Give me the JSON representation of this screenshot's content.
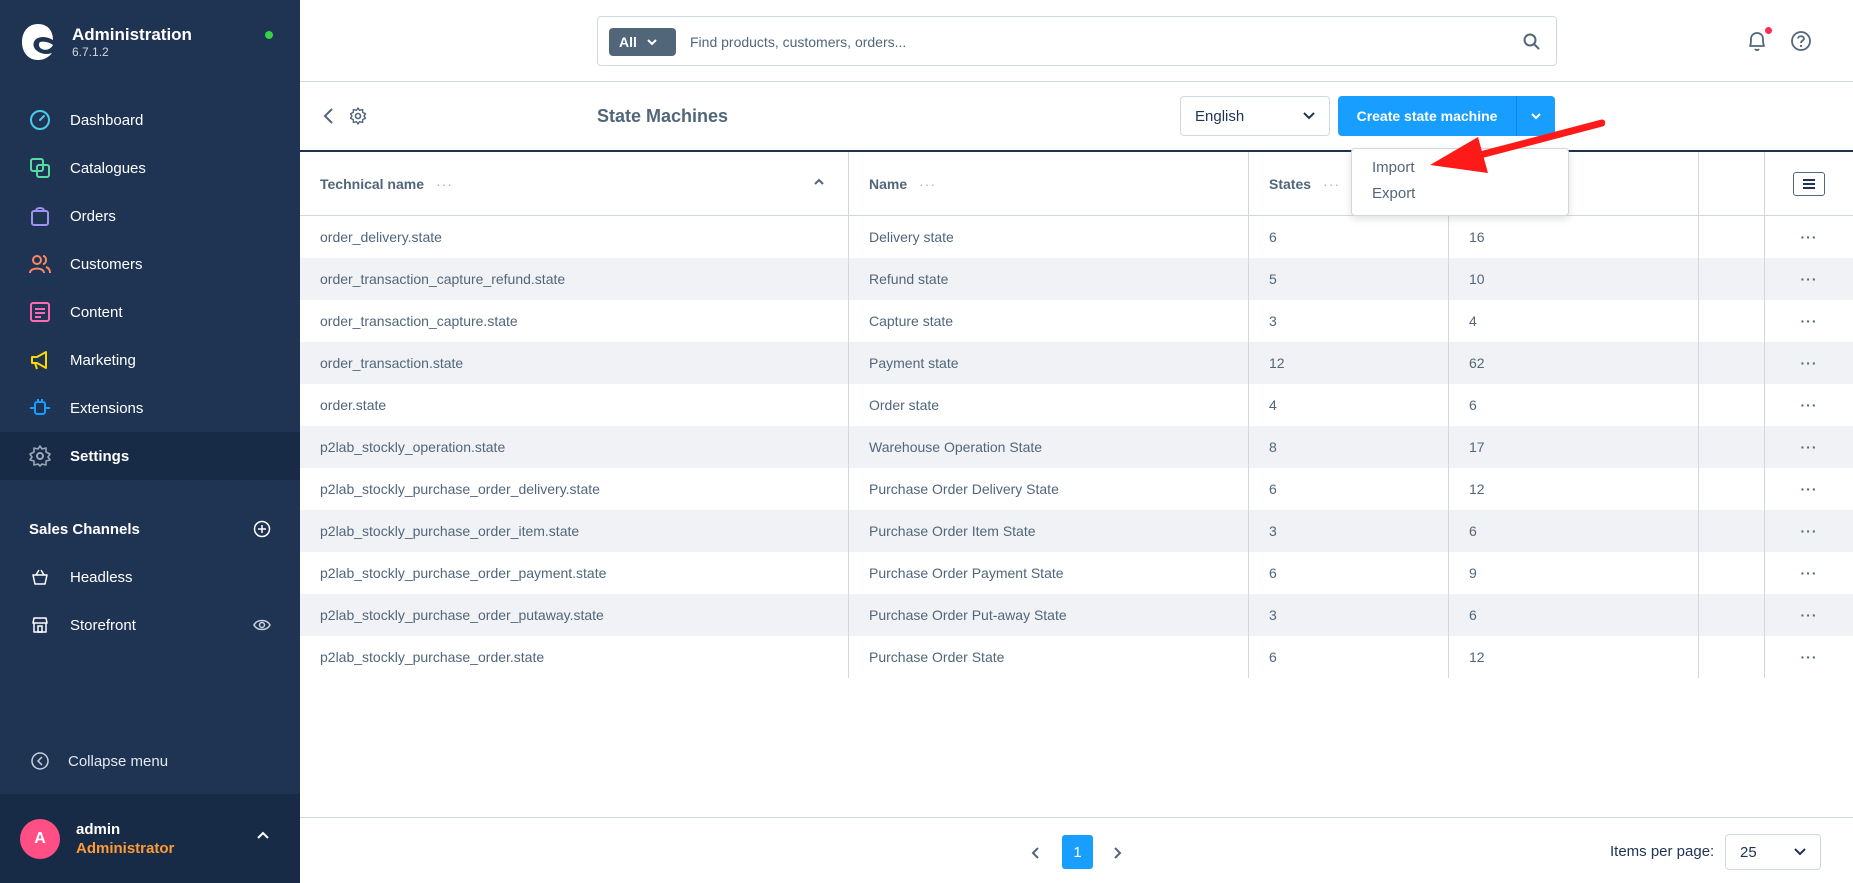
{
  "brand": {
    "title": "Administration",
    "version": "6.7.1.2"
  },
  "sidebar": {
    "items": [
      {
        "label": "Dashboard",
        "icon": "gauge-icon",
        "color": "#4ccbe8"
      },
      {
        "label": "Catalogues",
        "icon": "products-icon",
        "color": "#57d9a3"
      },
      {
        "label": "Orders",
        "icon": "shopping-bag-icon",
        "color": "#a092f0"
      },
      {
        "label": "Customers",
        "icon": "users-icon",
        "color": "#f88962"
      },
      {
        "label": "Content",
        "icon": "content-icon",
        "color": "#ff68b4"
      },
      {
        "label": "Marketing",
        "icon": "megaphone-icon",
        "color": "#ffd700"
      },
      {
        "label": "Extensions",
        "icon": "plug-icon",
        "color": "#189eff"
      },
      {
        "label": "Settings",
        "icon": "gear-icon",
        "color": "#9aa8b5"
      }
    ],
    "sales_channels_title": "Sales Channels",
    "sales_channels": [
      {
        "label": "Headless"
      },
      {
        "label": "Storefront"
      }
    ],
    "collapse_label": "Collapse menu"
  },
  "user": {
    "initial": "A",
    "name": "admin",
    "role": "Administrator"
  },
  "search": {
    "type_label": "All",
    "placeholder": "Find products, customers, orders..."
  },
  "page": {
    "title": "State Machines",
    "language": "English",
    "create_label": "Create state machine",
    "dropdown": [
      "Import",
      "Export"
    ]
  },
  "table": {
    "headers": [
      "Technical name",
      "Name",
      "States",
      "",
      "",
      ""
    ],
    "rows": [
      [
        "order_delivery.state",
        "Delivery state",
        "6",
        "16"
      ],
      [
        "order_transaction_capture_refund.state",
        "Refund state",
        "5",
        "10"
      ],
      [
        "order_transaction_capture.state",
        "Capture state",
        "3",
        "4"
      ],
      [
        "order_transaction.state",
        "Payment state",
        "12",
        "62"
      ],
      [
        "order.state",
        "Order state",
        "4",
        "6"
      ],
      [
        "p2lab_stockly_operation.state",
        "Warehouse Operation State",
        "8",
        "17"
      ],
      [
        "p2lab_stockly_purchase_order_delivery.state",
        "Purchase Order Delivery State",
        "6",
        "12"
      ],
      [
        "p2lab_stockly_purchase_order_item.state",
        "Purchase Order Item State",
        "3",
        "6"
      ],
      [
        "p2lab_stockly_purchase_order_payment.state",
        "Purchase Order Payment State",
        "6",
        "9"
      ],
      [
        "p2lab_stockly_purchase_order_putaway.state",
        "Purchase Order Put-away State",
        "3",
        "6"
      ],
      [
        "p2lab_stockly_purchase_order.state",
        "Purchase Order State",
        "6",
        "12"
      ]
    ]
  },
  "pagination": {
    "current_page": "1",
    "items_per_page_label": "Items per page:",
    "items_per_page": "25"
  }
}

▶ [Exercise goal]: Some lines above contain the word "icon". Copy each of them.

▶ [Exercise answer]:
        "icon": "gauge-icon",
        "icon": "products-icon",
        "icon": "shopping-bag-icon",
        "icon": "users-icon",
        "icon": "content-icon",
        "icon": "megaphone-icon",
        "icon": "plug-icon",
        "icon": "gear-icon",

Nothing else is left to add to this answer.